= Work request =
An image-free, exact copy of the records below is required.

━━━━━━

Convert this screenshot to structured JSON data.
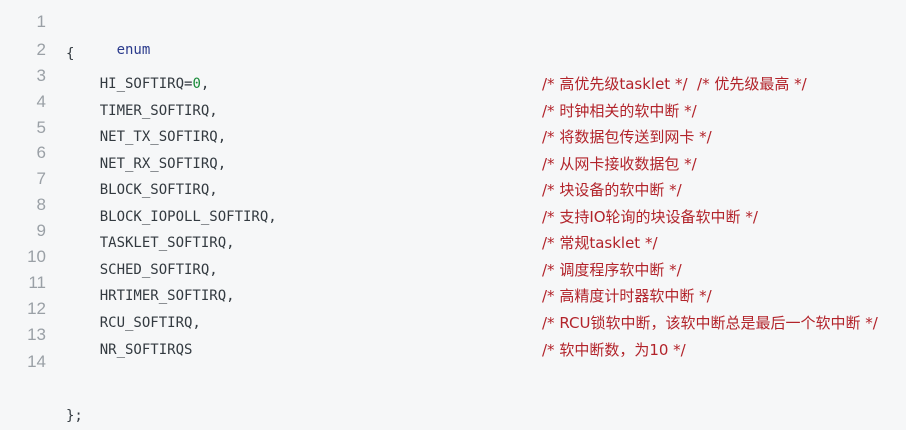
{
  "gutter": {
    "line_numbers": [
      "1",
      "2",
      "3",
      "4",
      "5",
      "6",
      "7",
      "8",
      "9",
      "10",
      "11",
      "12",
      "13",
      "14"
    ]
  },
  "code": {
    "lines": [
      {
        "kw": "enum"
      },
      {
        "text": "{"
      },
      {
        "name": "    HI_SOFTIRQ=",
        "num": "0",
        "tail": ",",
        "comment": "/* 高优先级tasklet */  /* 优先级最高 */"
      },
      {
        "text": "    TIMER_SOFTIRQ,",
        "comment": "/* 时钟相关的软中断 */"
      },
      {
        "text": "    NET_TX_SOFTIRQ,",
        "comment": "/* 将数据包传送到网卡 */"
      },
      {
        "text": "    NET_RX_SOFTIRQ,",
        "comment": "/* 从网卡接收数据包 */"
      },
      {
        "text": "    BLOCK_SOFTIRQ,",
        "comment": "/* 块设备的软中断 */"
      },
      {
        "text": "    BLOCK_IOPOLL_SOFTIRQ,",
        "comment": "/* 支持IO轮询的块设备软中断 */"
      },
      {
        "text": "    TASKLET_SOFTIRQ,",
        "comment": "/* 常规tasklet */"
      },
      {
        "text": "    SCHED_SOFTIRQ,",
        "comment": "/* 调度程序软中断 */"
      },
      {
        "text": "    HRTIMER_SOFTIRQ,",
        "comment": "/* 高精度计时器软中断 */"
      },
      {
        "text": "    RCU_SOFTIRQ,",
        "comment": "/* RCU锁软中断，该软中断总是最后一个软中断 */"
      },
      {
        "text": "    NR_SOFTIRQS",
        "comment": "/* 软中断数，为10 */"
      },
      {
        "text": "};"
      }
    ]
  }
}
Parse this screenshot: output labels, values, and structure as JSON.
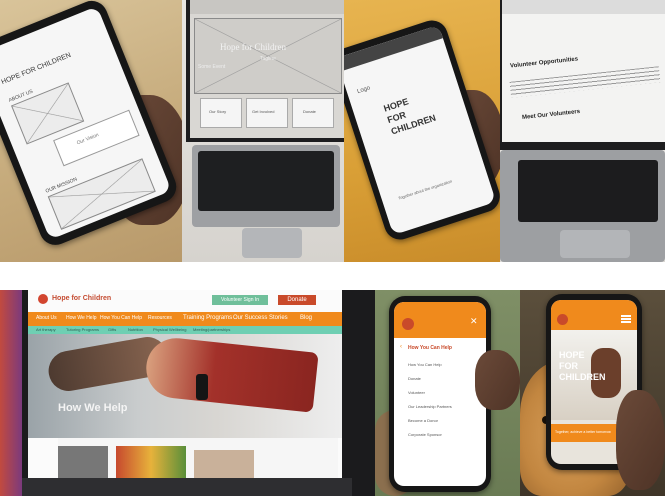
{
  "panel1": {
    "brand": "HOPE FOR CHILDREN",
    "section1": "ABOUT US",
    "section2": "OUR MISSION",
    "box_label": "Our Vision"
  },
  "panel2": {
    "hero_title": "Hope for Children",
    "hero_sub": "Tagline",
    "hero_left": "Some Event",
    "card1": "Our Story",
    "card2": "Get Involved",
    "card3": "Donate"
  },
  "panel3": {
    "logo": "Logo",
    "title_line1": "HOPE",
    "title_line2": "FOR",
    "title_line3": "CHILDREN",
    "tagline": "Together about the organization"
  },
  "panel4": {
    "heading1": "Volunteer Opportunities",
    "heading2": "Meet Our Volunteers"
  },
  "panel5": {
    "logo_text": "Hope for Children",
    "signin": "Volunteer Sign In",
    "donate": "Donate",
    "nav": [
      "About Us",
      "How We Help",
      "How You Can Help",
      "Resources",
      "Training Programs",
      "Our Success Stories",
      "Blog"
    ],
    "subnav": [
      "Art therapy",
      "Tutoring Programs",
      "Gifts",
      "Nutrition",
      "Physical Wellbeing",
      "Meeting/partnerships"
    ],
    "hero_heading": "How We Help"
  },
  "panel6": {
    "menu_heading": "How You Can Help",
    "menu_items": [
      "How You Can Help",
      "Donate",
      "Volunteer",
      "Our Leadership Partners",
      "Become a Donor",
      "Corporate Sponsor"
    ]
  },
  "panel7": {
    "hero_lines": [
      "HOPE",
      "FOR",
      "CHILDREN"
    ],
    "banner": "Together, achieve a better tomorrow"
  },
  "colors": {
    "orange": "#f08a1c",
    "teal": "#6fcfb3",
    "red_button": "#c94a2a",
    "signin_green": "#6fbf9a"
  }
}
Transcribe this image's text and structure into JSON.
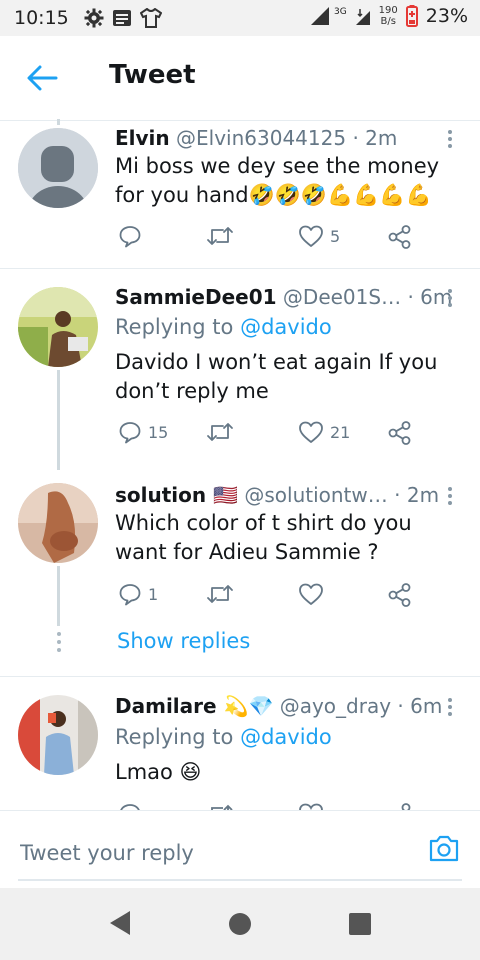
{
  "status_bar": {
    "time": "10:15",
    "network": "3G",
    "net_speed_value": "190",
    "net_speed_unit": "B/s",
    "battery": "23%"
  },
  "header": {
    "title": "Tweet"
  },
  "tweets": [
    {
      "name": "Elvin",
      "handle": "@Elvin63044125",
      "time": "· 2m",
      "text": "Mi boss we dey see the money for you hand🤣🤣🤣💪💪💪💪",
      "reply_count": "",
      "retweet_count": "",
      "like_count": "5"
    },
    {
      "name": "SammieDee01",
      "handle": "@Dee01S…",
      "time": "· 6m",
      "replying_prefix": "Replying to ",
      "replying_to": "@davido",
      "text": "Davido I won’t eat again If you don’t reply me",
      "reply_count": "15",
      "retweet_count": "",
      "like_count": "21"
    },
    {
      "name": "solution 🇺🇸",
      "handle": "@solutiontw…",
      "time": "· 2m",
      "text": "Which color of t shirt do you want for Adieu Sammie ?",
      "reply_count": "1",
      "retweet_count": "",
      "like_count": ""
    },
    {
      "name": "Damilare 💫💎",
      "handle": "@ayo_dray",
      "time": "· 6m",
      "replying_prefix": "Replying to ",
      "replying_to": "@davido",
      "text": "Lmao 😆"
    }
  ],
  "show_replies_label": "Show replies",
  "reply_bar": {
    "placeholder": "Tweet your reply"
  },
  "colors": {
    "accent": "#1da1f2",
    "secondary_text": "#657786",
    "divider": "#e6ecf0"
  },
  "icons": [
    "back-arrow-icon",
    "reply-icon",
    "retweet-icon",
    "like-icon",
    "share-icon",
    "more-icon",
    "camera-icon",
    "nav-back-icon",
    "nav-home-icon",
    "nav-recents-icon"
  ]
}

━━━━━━

= Output of the task =
Convert this screenshot to structured JSON data.
{
  "gutter": {
    "line_numbers": [
      "1",
      "2",
      "3",
      "4",
      "5",
      "6",
      "7",
      "8",
      "9",
      "10",
      "11",
      "12",
      "13",
      "14"
    ]
  },
  "code": {
    "lines": [
      {
        "kw": "enum"
      },
      {
        "text": "{"
      },
      {
        "name": "    HI_SOFTIRQ=",
        "num": "0",
        "tail": ",",
        "comment": "/* 高优先级tasklet */  /* 优先级最高 */"
      },
      {
        "text": "    TIMER_SOFTIRQ,",
        "comment": "/* 时钟相关的软中断 */"
      },
      {
        "text": "    NET_TX_SOFTIRQ,",
        "comment": "/* 将数据包传送到网卡 */"
      },
      {
        "text": "    NET_RX_SOFTIRQ,",
        "comment": "/* 从网卡接收数据包 */"
      },
      {
        "text": "    BLOCK_SOFTIRQ,",
        "comment": "/* 块设备的软中断 */"
      },
      {
        "text": "    BLOCK_IOPOLL_SOFTIRQ,",
        "comment": "/* 支持IO轮询的块设备软中断 */"
      },
      {
        "text": "    TASKLET_SOFTIRQ,",
        "comment": "/* 常规tasklet */"
      },
      {
        "text": "    SCHED_SOFTIRQ,",
        "comment": "/* 调度程序软中断 */"
      },
      {
        "text": "    HRTIMER_SOFTIRQ,",
        "comment": "/* 高精度计时器软中断 */"
      },
      {
        "text": "    RCU_SOFTIRQ,",
        "comment": "/* RCU锁软中断，该软中断总是最后一个软中断 */"
      },
      {
        "text": "    NR_SOFTIRQS",
        "comment": "/* 软中断数，为10 */"
      },
      {
        "text": "};"
      }
    ]
  }
}
Parse this screenshot: output labels, values, and structure as JSON.
{
  "panel1": {
    "brand": "HOPE FOR CHILDREN",
    "section1": "ABOUT US",
    "section2": "OUR MISSION",
    "box_label": "Our Vision"
  },
  "panel2": {
    "hero_title": "Hope for Children",
    "hero_sub": "Tagline",
    "hero_left": "Some Event",
    "card1": "Our Story",
    "card2": "Get Involved",
    "card3": "Donate"
  },
  "panel3": {
    "logo": "Logo",
    "title_line1": "HOPE",
    "title_line2": "FOR",
    "title_line3": "CHILDREN",
    "tagline": "Together about the organization"
  },
  "panel4": {
    "heading1": "Volunteer Opportunities",
    "heading2": "Meet Our Volunteers"
  },
  "panel5": {
    "logo_text": "Hope for Children",
    "signin": "Volunteer Sign In",
    "donate": "Donate",
    "nav": [
      "About Us",
      "How We Help",
      "How You Can Help",
      "Resources",
      "Training Programs",
      "Our Success Stories",
      "Blog"
    ],
    "subnav": [
      "Art therapy",
      "Tutoring Programs",
      "Gifts",
      "Nutrition",
      "Physical Wellbeing",
      "Meeting/partnerships"
    ],
    "hero_heading": "How We Help"
  },
  "panel6": {
    "menu_heading": "How You Can Help",
    "menu_items": [
      "How You Can Help",
      "Donate",
      "Volunteer",
      "Our Leadership Partners",
      "Become a Donor",
      "Corporate Sponsor"
    ]
  },
  "panel7": {
    "hero_lines": [
      "HOPE",
      "FOR",
      "CHILDREN"
    ],
    "banner": "Together, achieve a better tomorrow"
  },
  "colors": {
    "orange": "#f08a1c",
    "teal": "#6fcfb3",
    "red_button": "#c94a2a",
    "signin_green": "#6fbf9a"
  }
}
Transcribe this image's text and structure into JSON.
{
  "status_bar": {
    "time": "10:15",
    "network": "3G",
    "net_speed_value": "190",
    "net_speed_unit": "B/s",
    "battery": "23%"
  },
  "header": {
    "title": "Tweet"
  },
  "tweets": [
    {
      "name": "Elvin",
      "handle": "@Elvin63044125",
      "time": "· 2m",
      "text": "Mi boss we dey see the money for you hand🤣🤣🤣💪💪💪💪",
      "reply_count": "",
      "retweet_count": "",
      "like_count": "5"
    },
    {
      "name": "SammieDee01",
      "handle": "@Dee01S…",
      "time": "· 6m",
      "replying_prefix": "Replying to ",
      "replying_to": "@davido",
      "text": "Davido I won’t eat again If you don’t reply me",
      "reply_count": "15",
      "retweet_count": "",
      "like_count": "21"
    },
    {
      "name": "solution 🇺🇸",
      "handle": "@solutiontw…",
      "time": "· 2m",
      "text": "Which color of t shirt do you want for Adieu Sammie ?",
      "reply_count": "1",
      "retweet_count": "",
      "like_count": ""
    },
    {
      "name": "Damilare 💫💎",
      "handle": "@ayo_dray",
      "time": "· 6m",
      "replying_prefix": "Replying to ",
      "replying_to": "@davido",
      "text": "Lmao 😆"
    }
  ],
  "show_replies_label": "Show replies",
  "reply_bar": {
    "placeholder": "Tweet your reply"
  },
  "colors": {
    "accent": "#1da1f2",
    "secondary_text": "#657786",
    "divider": "#e6ecf0"
  },
  "icons": [
    "back-arrow-icon",
    "reply-icon",
    "retweet-icon",
    "like-icon",
    "share-icon",
    "more-icon",
    "camera-icon",
    "nav-back-icon",
    "nav-home-icon",
    "nav-recents-icon"
  ]
}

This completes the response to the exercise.